**EXCERPTED RECORDS:**
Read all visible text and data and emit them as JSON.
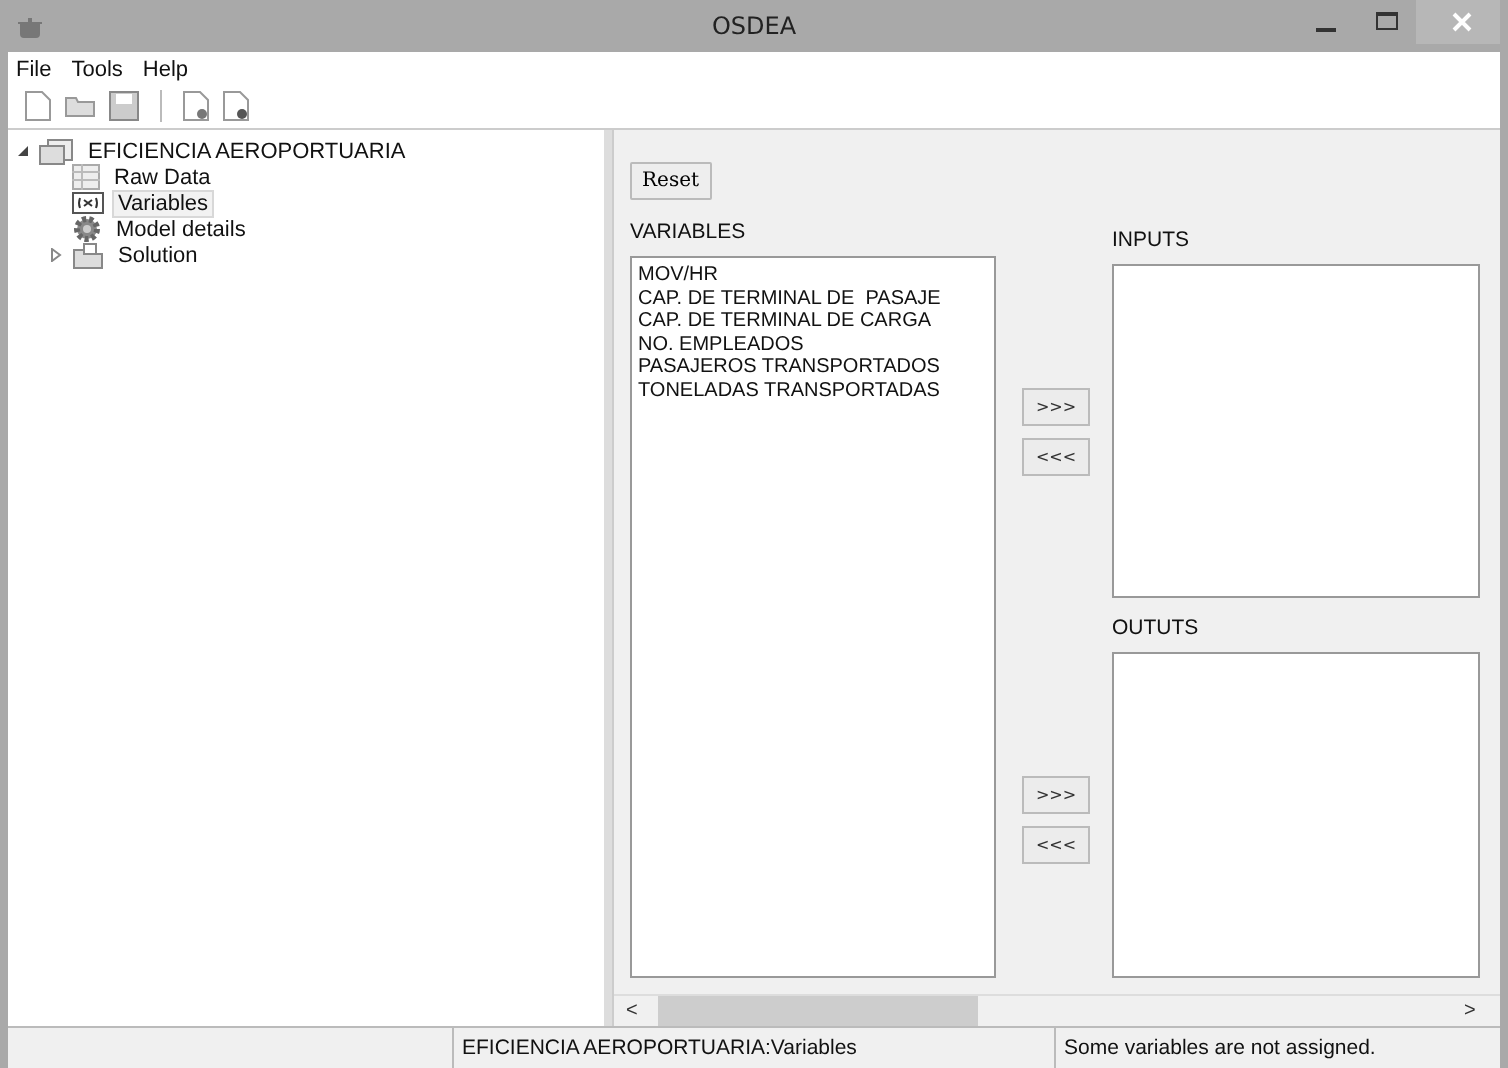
{
  "window": {
    "title": "OSDEA"
  },
  "menu": [
    "File",
    "Tools",
    "Help"
  ],
  "tree": {
    "label": "EFICIENCIA AEROPORTUARIA",
    "expanded": true,
    "children": [
      {
        "label": "Raw Data",
        "selected": false
      },
      {
        "label": "Variables",
        "selected": true
      },
      {
        "label": "Model details",
        "selected": false
      },
      {
        "label": "Solution",
        "selected": false,
        "expanded": false
      }
    ]
  },
  "reset_button": "Reset",
  "variables": {
    "label": "VARIABLES",
    "items": [
      "MOV/HR",
      "CAP. DE TERMINAL DE  PASAJE",
      "CAP. DE TERMINAL DE CARGA",
      "NO. EMPLEADOS",
      "PASAJEROS TRANSPORTADOS",
      "TONELADAS TRANSPORTADAS"
    ]
  },
  "inputs": {
    "label": "INPUTS",
    "add": ">>>",
    "remove": "<<<"
  },
  "outputs": {
    "label": "OUTUTS",
    "add": ">>>",
    "remove": "<<<"
  },
  "scroll": {
    "left": "<",
    "right": ">"
  },
  "status_bar": [
    "EFICIENCIA AEROPORTUARIA:Variables",
    "Some variables are not assigned."
  ]
}
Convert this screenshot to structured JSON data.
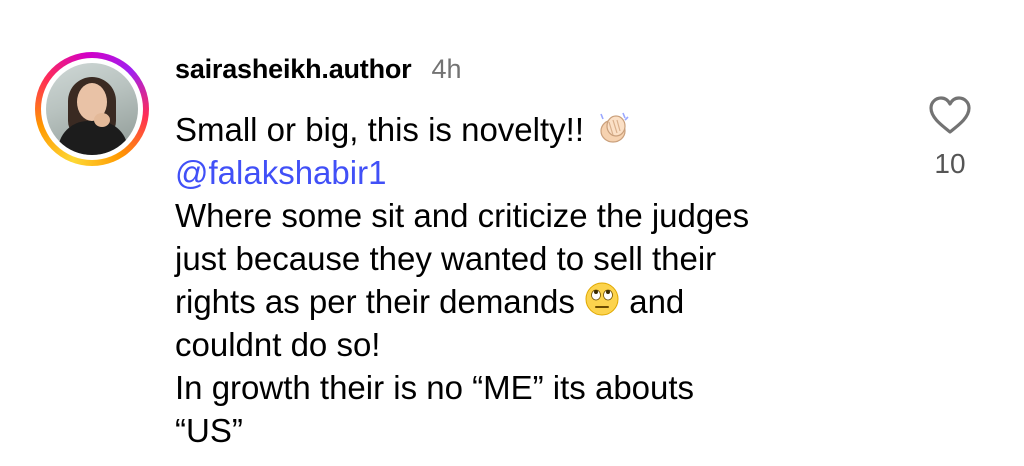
{
  "comment": {
    "username": "sairasheikh.author",
    "timestamp": "4h",
    "text_line1": "Small or big, this is novelty!!",
    "emoji1": "clapping-hands",
    "mention": "@falakshabir1",
    "text_line3": "Where some sit and criticize the judges",
    "text_line4": "just because they wanted to sell their",
    "text_line5a": "rights as per their demands",
    "emoji2": "face-with-rolling-eyes",
    "text_line5b": "and",
    "text_line6": "couldnt do so!",
    "text_line7": "In growth their is no “ME” its abouts",
    "text_line8": "“US”",
    "like_count": "10"
  },
  "colors": {
    "mention": "#4150f7",
    "timestamp": "#737373",
    "like_icon": "#737373"
  }
}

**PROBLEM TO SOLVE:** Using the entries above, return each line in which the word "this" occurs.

**OUTPUT OF THE EXERCISE:**
Convert this screenshot to structured JSON data.
    "text_line1": "Small or big, this is novelty!!",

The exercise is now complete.